■ YOUR OBJECTIVE: For each line below that includes the string "value", show the whole line.

Saved data entries:
++++++++++

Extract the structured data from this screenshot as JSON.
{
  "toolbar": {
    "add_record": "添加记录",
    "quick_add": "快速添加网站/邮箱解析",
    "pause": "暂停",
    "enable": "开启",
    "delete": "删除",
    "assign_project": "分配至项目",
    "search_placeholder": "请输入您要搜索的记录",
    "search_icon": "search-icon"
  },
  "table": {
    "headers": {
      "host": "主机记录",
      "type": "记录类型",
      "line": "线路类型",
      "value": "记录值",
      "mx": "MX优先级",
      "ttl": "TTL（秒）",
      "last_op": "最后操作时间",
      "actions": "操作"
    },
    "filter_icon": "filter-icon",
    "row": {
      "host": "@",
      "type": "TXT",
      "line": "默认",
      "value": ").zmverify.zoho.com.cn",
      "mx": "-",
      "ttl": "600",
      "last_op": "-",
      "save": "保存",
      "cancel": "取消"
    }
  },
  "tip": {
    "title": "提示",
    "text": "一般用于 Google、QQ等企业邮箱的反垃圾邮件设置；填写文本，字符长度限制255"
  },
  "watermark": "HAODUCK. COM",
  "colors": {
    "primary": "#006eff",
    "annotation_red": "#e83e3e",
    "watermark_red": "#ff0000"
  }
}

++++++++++

■ EXERCISE ANSWER:
      "value": "记录值",
      "value": ").zmverify.zoho.com.cn",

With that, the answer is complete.